Recently I've been toying with the idea of going through Crandall and Pomerance's Prime Numbers: A Computational Perspective cover-to-cover, to the best of my ability. However, it's a very difficult book, definitely for me and I think for anyone. The most difficult problems in each chapter are open research questions, so the book is as difficult as you want it to be. The non-starred, non-research problems are plenty hard for me.
If I were to slowly post questions I get stuck on here, then eventually math.stackexchange.com would have a partial solutions manual for Crandall and Pomerance. I've decided not to do this, because I love that book, and I wouldn't want to do something that would be harmful to it. I would anyway not do such a thing without asking the authors, which I am not willing to do.
I am anyway posting this question because I thought about it quite a lot over the last few days, and I think it'd be good if the community had their own answer.

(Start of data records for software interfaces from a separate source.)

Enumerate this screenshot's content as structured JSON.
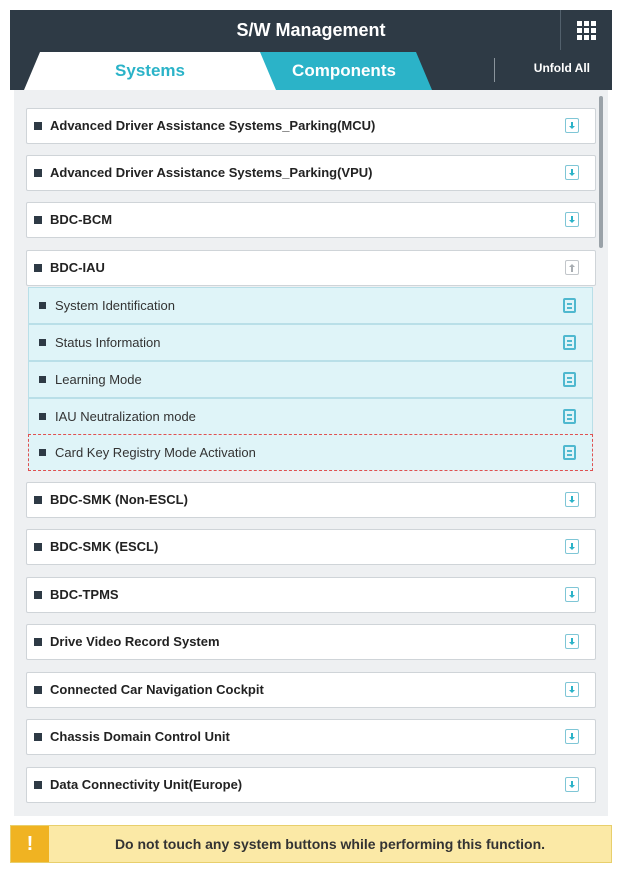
{
  "header": {
    "title": "S/W Management",
    "menu_icon": "grid-icon"
  },
  "tabs": [
    {
      "label": "Systems",
      "active": true
    },
    {
      "label": "Components",
      "active": false
    }
  ],
  "toolbar": {
    "unfold_label": "Unfold All"
  },
  "systems": [
    {
      "label": "Advanced Driver Assistance Systems_Parking(MCU)",
      "expanded": false
    },
    {
      "label": "Advanced Driver Assistance Systems_Parking(VPU)",
      "expanded": false
    },
    {
      "label": "BDC-BCM",
      "expanded": false
    },
    {
      "label": "BDC-IAU",
      "expanded": true
    },
    {
      "label": "BDC-SMK (Non-ESCL)",
      "expanded": false
    },
    {
      "label": "BDC-SMK (ESCL)",
      "expanded": false
    },
    {
      "label": "BDC-TPMS",
      "expanded": false
    },
    {
      "label": "Drive Video Record System",
      "expanded": false
    },
    {
      "label": "Connected Car Navigation Cockpit",
      "expanded": false
    },
    {
      "label": "Chassis Domain Control Unit",
      "expanded": false
    },
    {
      "label": "Data Connectivity Unit(Europe)",
      "expanded": false
    }
  ],
  "bdc_iau_functions": [
    {
      "label": "System Identification"
    },
    {
      "label": "Status Information"
    },
    {
      "label": "Learning Mode"
    },
    {
      "label": "IAU Neutralization mode"
    },
    {
      "label": "Card Key Registry Mode Activation",
      "selected": true
    }
  ],
  "warning": {
    "icon": "!",
    "text": "Do not touch any system buttons while performing this function."
  },
  "colors": {
    "header_bg": "#2e3a45",
    "accent": "#2bb3c8",
    "sub_bg": "#dff4f8",
    "warning_bg": "#fbe9a6",
    "warning_icon_bg": "#f0b322"
  }
}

The same situation is bound to come up with self-study from other books. Maybe there's already an answer somewhere; I found this, but it doesn't quite answer my question.

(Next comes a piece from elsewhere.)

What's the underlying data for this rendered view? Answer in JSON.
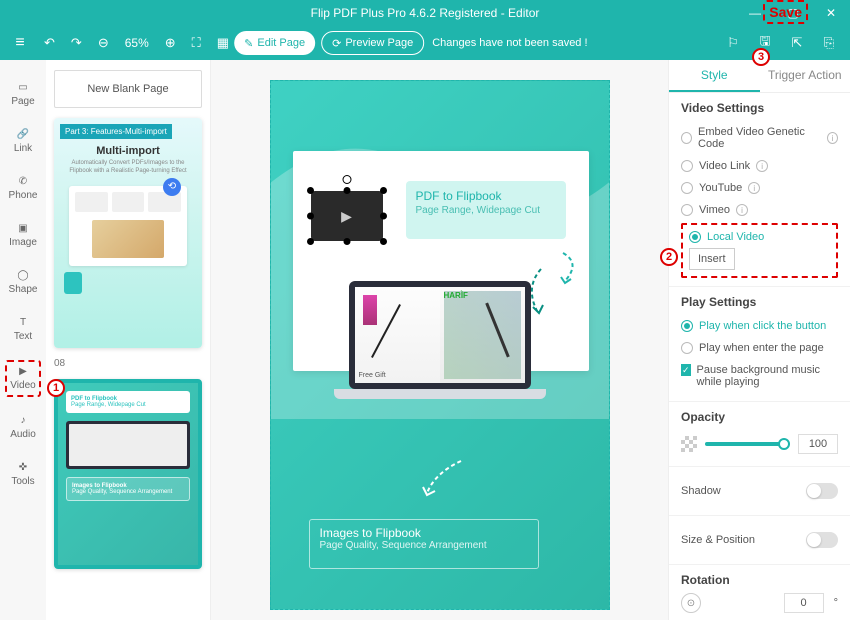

Is it OK to slowly post a large number of textbook problems, with the motivation to get help when you get stuck with non-homework self-study questions, and the knowledge that this might render the book's problems unusable for a class by some people's standards?